(WORK REQUIRED): Your copy should match the entries exactly, with no images carried over.

--- SOURCE MATERIAL Enclosed Below ---

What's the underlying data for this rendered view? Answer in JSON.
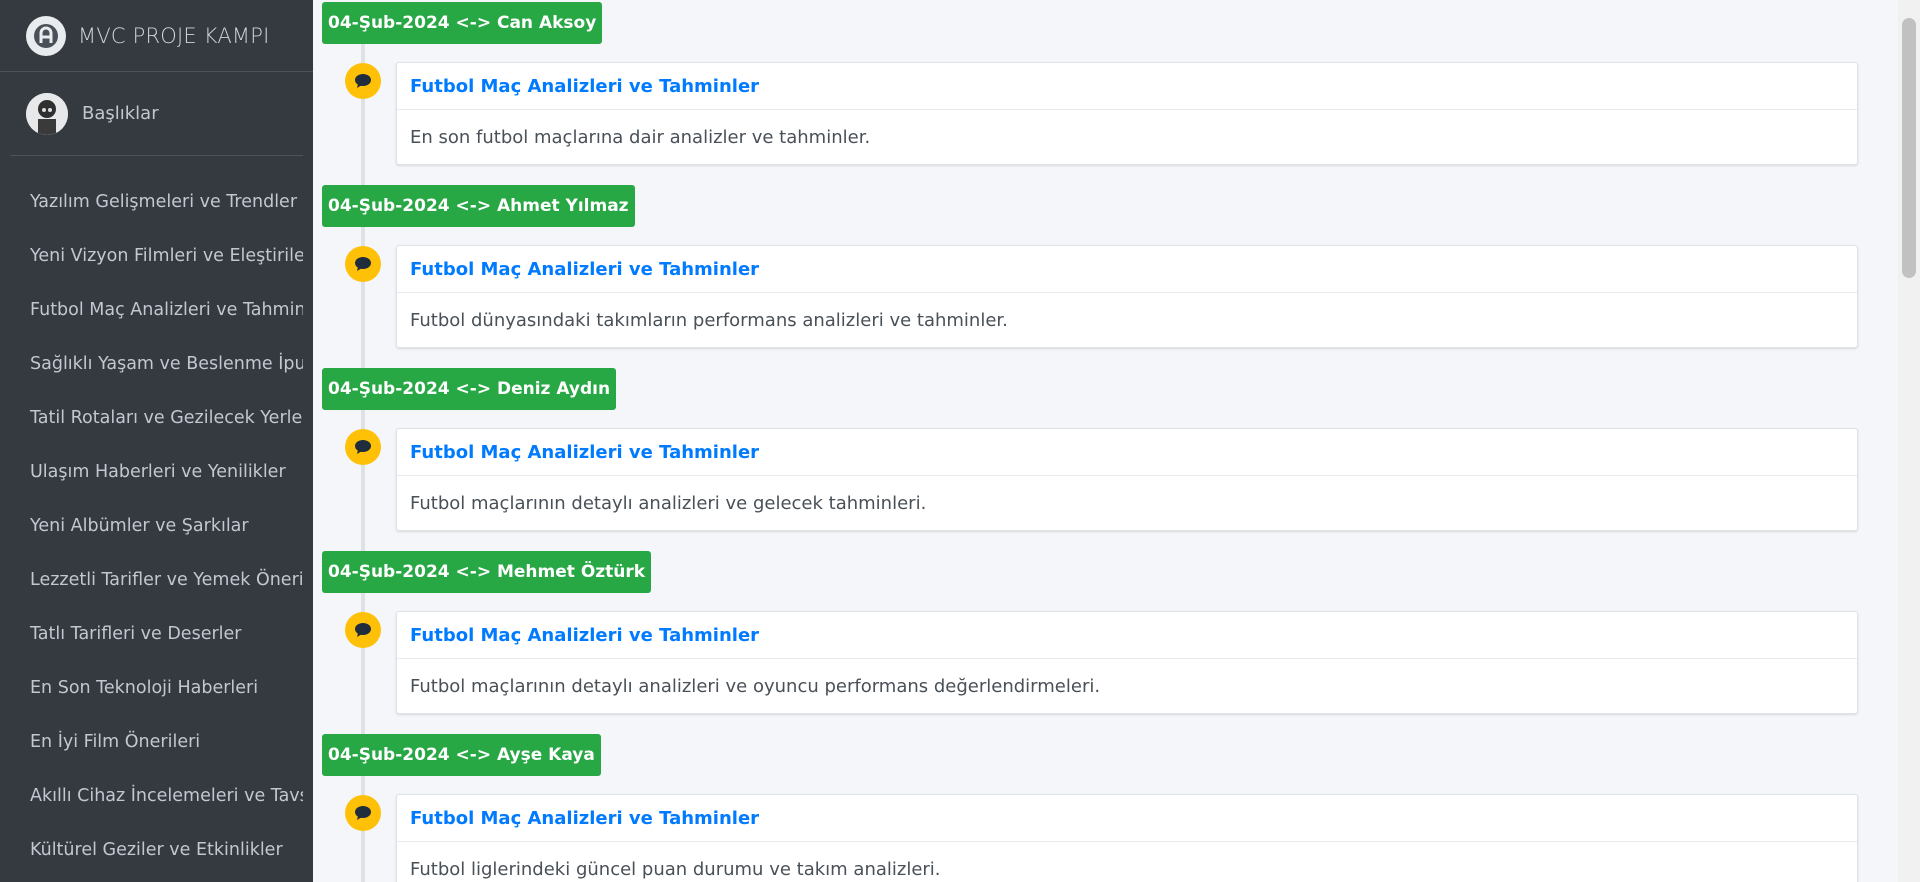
{
  "brand": {
    "title": "MVC PROJE KAMPI"
  },
  "user": {
    "name": "Başlıklar"
  },
  "sidebar": {
    "items": [
      {
        "label": "Yazılım Gelişmeleri ve Trendler"
      },
      {
        "label": "Yeni Vizyon Filmleri ve Eleştiriler"
      },
      {
        "label": "Futbol Maç Analizleri ve Tahminler"
      },
      {
        "label": "Sağlıklı Yaşam ve Beslenme İpuçları"
      },
      {
        "label": "Tatil Rotaları ve Gezilecek Yerler"
      },
      {
        "label": "Ulaşım Haberleri ve Yenilikler"
      },
      {
        "label": "Yeni Albümler ve Şarkılar"
      },
      {
        "label": "Lezzetli Tarifler ve Yemek Önerileri"
      },
      {
        "label": "Tatlı Tarifleri ve Deserler"
      },
      {
        "label": "En Son Teknoloji Haberleri"
      },
      {
        "label": "En İyi Film Önerileri"
      },
      {
        "label": "Akıllı Cihaz İncelemeleri ve Tavsiyeler"
      },
      {
        "label": "Kültürel Geziler ve Etkinlikler"
      }
    ]
  },
  "timeline": {
    "entries": [
      {
        "label": "04-Şub-2024 <-> Can Aksoy",
        "title": "Futbol Maç Analizleri ve Tahminler",
        "body": "En son futbol maçlarına dair analizler ve tahminler."
      },
      {
        "label": "04-Şub-2024 <-> Ahmet Yılmaz",
        "title": "Futbol Maç Analizleri ve Tahminler",
        "body": "Futbol dünyasındaki takımların performans analizleri ve tahminler."
      },
      {
        "label": "04-Şub-2024 <-> Deniz Aydın",
        "title": "Futbol Maç Analizleri ve Tahminler",
        "body": "Futbol maçlarının detaylı analizleri ve gelecek tahminleri."
      },
      {
        "label": "04-Şub-2024 <-> Mehmet Öztürk",
        "title": "Futbol Maç Analizleri ve Tahminler",
        "body": "Futbol maçlarının detaylı analizleri ve oyuncu performans değerlendirmeleri."
      },
      {
        "label": "04-Şub-2024 <-> Ayşe Kaya",
        "title": "Futbol Maç Analizleri ve Tahminler",
        "body": "Futbol liglerindeki güncel puan durumu ve takım analizleri."
      }
    ]
  },
  "colors": {
    "sidebar": "#343a40",
    "label": "#28a745",
    "bubble": "#ffc107",
    "link": "#007bff"
  },
  "icons": {
    "brand": "logo-icon",
    "entry": "comment-icon"
  }
}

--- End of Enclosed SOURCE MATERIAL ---

(RESPONSE BELOW):
What's the underlying data for this rendered view? Answer in JSON.
{
  "brand": {
    "title": "MVC PROJE KAMPI"
  },
  "user": {
    "name": "Başlıklar"
  },
  "sidebar": {
    "items": [
      {
        "label": "Yazılım Gelişmeleri ve Trendler"
      },
      {
        "label": "Yeni Vizyon Filmleri ve Eleştiriler"
      },
      {
        "label": "Futbol Maç Analizleri ve Tahminler"
      },
      {
        "label": "Sağlıklı Yaşam ve Beslenme İpuçları"
      },
      {
        "label": "Tatil Rotaları ve Gezilecek Yerler"
      },
      {
        "label": "Ulaşım Haberleri ve Yenilikler"
      },
      {
        "label": "Yeni Albümler ve Şarkılar"
      },
      {
        "label": "Lezzetli Tarifler ve Yemek Önerileri"
      },
      {
        "label": "Tatlı Tarifleri ve Deserler"
      },
      {
        "label": "En Son Teknoloji Haberleri"
      },
      {
        "label": "En İyi Film Önerileri"
      },
      {
        "label": "Akıllı Cihaz İncelemeleri ve Tavsiyeler"
      },
      {
        "label": "Kültürel Geziler ve Etkinlikler"
      }
    ]
  },
  "timeline": {
    "entries": [
      {
        "label": "04-Şub-2024 <-> Can Aksoy",
        "title": "Futbol Maç Analizleri ve Tahminler",
        "body": "En son futbol maçlarına dair analizler ve tahminler."
      },
      {
        "label": "04-Şub-2024 <-> Ahmet Yılmaz",
        "title": "Futbol Maç Analizleri ve Tahminler",
        "body": "Futbol dünyasındaki takımların performans analizleri ve tahminler."
      },
      {
        "label": "04-Şub-2024 <-> Deniz Aydın",
        "title": "Futbol Maç Analizleri ve Tahminler",
        "body": "Futbol maçlarının detaylı analizleri ve gelecek tahminleri."
      },
      {
        "label": "04-Şub-2024 <-> Mehmet Öztürk",
        "title": "Futbol Maç Analizleri ve Tahminler",
        "body": "Futbol maçlarının detaylı analizleri ve oyuncu performans değerlendirmeleri."
      },
      {
        "label": "04-Şub-2024 <-> Ayşe Kaya",
        "title": "Futbol Maç Analizleri ve Tahminler",
        "body": "Futbol liglerindeki güncel puan durumu ve takım analizleri."
      }
    ]
  },
  "colors": {
    "sidebar": "#343a40",
    "label": "#28a745",
    "bubble": "#ffc107",
    "link": "#007bff"
  },
  "icons": {
    "brand": "logo-icon",
    "entry": "comment-icon"
  }
}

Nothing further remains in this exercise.